A leader of the Maori Party has been ejected from the New Zealand parliament for breaching the dress code.
Male MPs can only ask questions in the debating chamber if they are wearing a tie as part of formal business attire, and Speaker Trevor Mallard twice prevented Rawiri Waititi from asking questions.
After being stopped for a second time, Waititi continued with his question until Mallard ordered him to leave the chamber.
“It’s not about ties, it’s about cultural identity, mate,” Waititi said on leaving the chamber, local media reported. He called the speaker’s treatment of him “unconscionable”.
He accused ties of being “a colonial noose” and was wearing a greenstone pendant instead which he told reporters was “Maori business attire”.

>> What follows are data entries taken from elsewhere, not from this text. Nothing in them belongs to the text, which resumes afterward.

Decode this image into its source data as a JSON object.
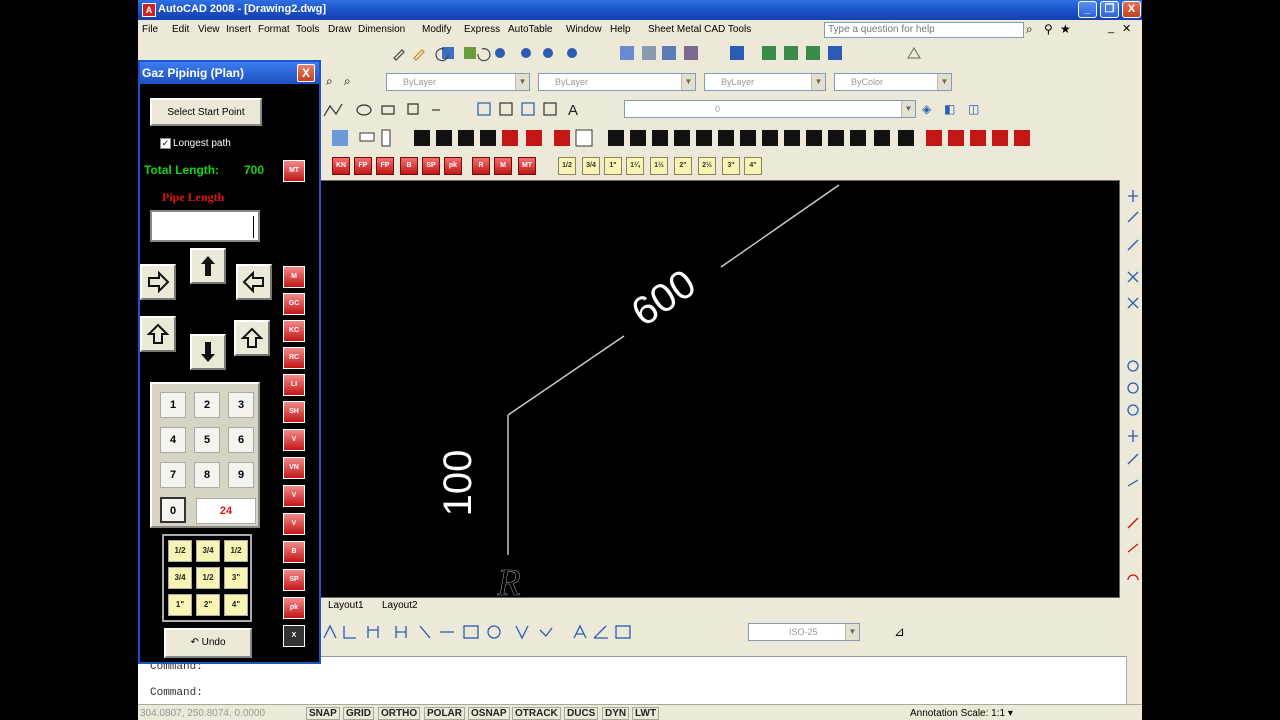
{
  "window": {
    "title": "AutoCAD 2008 - [Drawing2.dwg]",
    "minimize": "_",
    "restore": "❐",
    "close": "X"
  },
  "menu": {
    "items": [
      "File",
      "Edit",
      "View",
      "Insert",
      "Format",
      "Tools",
      "Draw",
      "Dimension",
      "Modify",
      "Express",
      "AutoTable",
      "Window",
      "Help",
      "Sheet Metal CAD Tools"
    ],
    "help_placeholder": "Type a question for help"
  },
  "layers": {
    "layer": "ByLayer",
    "linetype": "ByLayer",
    "lineweight": "ByLayer",
    "color": "ByColor",
    "current_layer": "0"
  },
  "toolbar_labels": {
    "fractions": [
      "1/2",
      "3/4",
      "1\"",
      "1¼",
      "1½",
      "2\"",
      "2½",
      "3\"",
      "4\""
    ],
    "pipe_tags": [
      "MT",
      "KN",
      "FP",
      "B",
      "SP",
      "pk",
      "R",
      "M",
      "MT"
    ]
  },
  "dim_style": "ISO-25",
  "layout_tabs": [
    "Layout1",
    "Layout2"
  ],
  "drawing": {
    "dim_horizontal": "600",
    "dim_vertical": "100",
    "start_marker": "R"
  },
  "command": {
    "line1": "Command:",
    "line2": "Command:"
  },
  "status": {
    "coords": "304.0807, 250.8074, 0.0000",
    "buttons": [
      "SNAP",
      "GRID",
      "ORTHO",
      "POLAR",
      "OSNAP",
      "OTRACK",
      "DUCS",
      "DYN",
      "LWT"
    ],
    "annotation_scale_label": "Annotation Scale:",
    "annotation_scale_value": "1:1"
  },
  "panel": {
    "title": "Gaz Pipinig (Plan)",
    "close": "X",
    "start_button": "Select Start Point",
    "longest_path_label": "Longest  path",
    "longest_path_checked": true,
    "total_length_label": "Total Length:",
    "total_length_value": "700",
    "total_btn": "MT",
    "pipe_length_label": "Pipe Length",
    "pipe_length_value": "",
    "numpad": [
      "1",
      "2",
      "3",
      "4",
      "5",
      "6",
      "7",
      "8",
      "9"
    ],
    "key_zero": "0",
    "key_display": "24",
    "fractions": [
      "1/2",
      "3/4",
      "1/2",
      "3/4",
      "1/2",
      "3\"",
      "1\"",
      "2\"",
      "4\""
    ],
    "undo": "Undo",
    "side_buttons": [
      "M",
      "GC",
      "KC",
      "RC",
      "LI",
      "SH",
      "V",
      "VN",
      "V",
      "V",
      "B",
      "SP",
      "pk",
      "X"
    ]
  },
  "colors": {
    "canvas": "#000000",
    "total_length": "#16d316",
    "pipe_label": "#e01414",
    "title_bar": "#1f53c8"
  }
}
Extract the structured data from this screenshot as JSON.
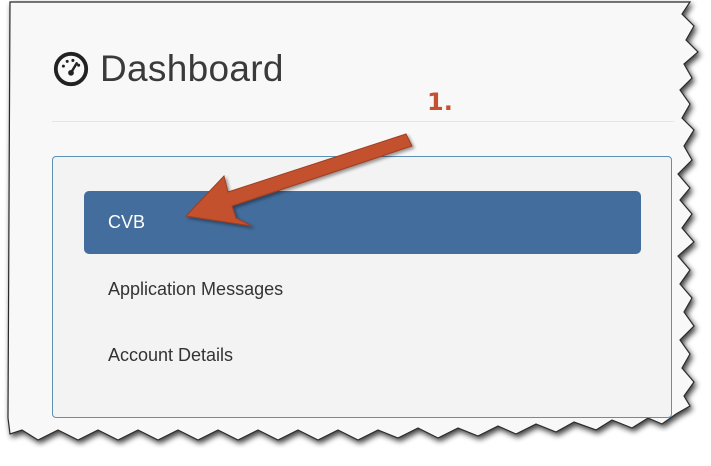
{
  "header": {
    "title": "Dashboard",
    "icon": "speedometer-icon"
  },
  "nav": {
    "items": [
      {
        "label": "CVB",
        "active": true
      },
      {
        "label": "Application Messages",
        "active": false
      },
      {
        "label": "Account Details",
        "active": false
      }
    ]
  },
  "annotation": {
    "label": "1.",
    "color": "#c4512f"
  },
  "colors": {
    "active_bg": "#436d9c",
    "panel_border": "#5e8fb4",
    "panel_bg": "#f3f3f3"
  }
}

Co-leader of the Maori Party, Debbie Ngarewa-Packer, who was herself wearing a tie, pleaded her colleague’s case but to no avail.
In his first speech to parliament, Waititi said: “Take the noose from around my neck so that I may sing my song.”
Speaker Mallard has said he personally supports a change to the rules on compulsory ties, but Waititi had not responded to a recent consultation on whether to scrap the tie rule, although a “significant majority” of MPs who did reply believed they were still a requirement.
Prime Minister Jacinda Ardern said she does not object to people refusing to wear ties, but that there are bigger things to be focusing on.
“I don’t think New Zealanders care about ties,” she said.
Writing in the New Zealand Herald, Waititi said the tie rule was not about dress standards but about “asserting Pakeha power”, “pakeha” being the Maori term for white New Zealanders.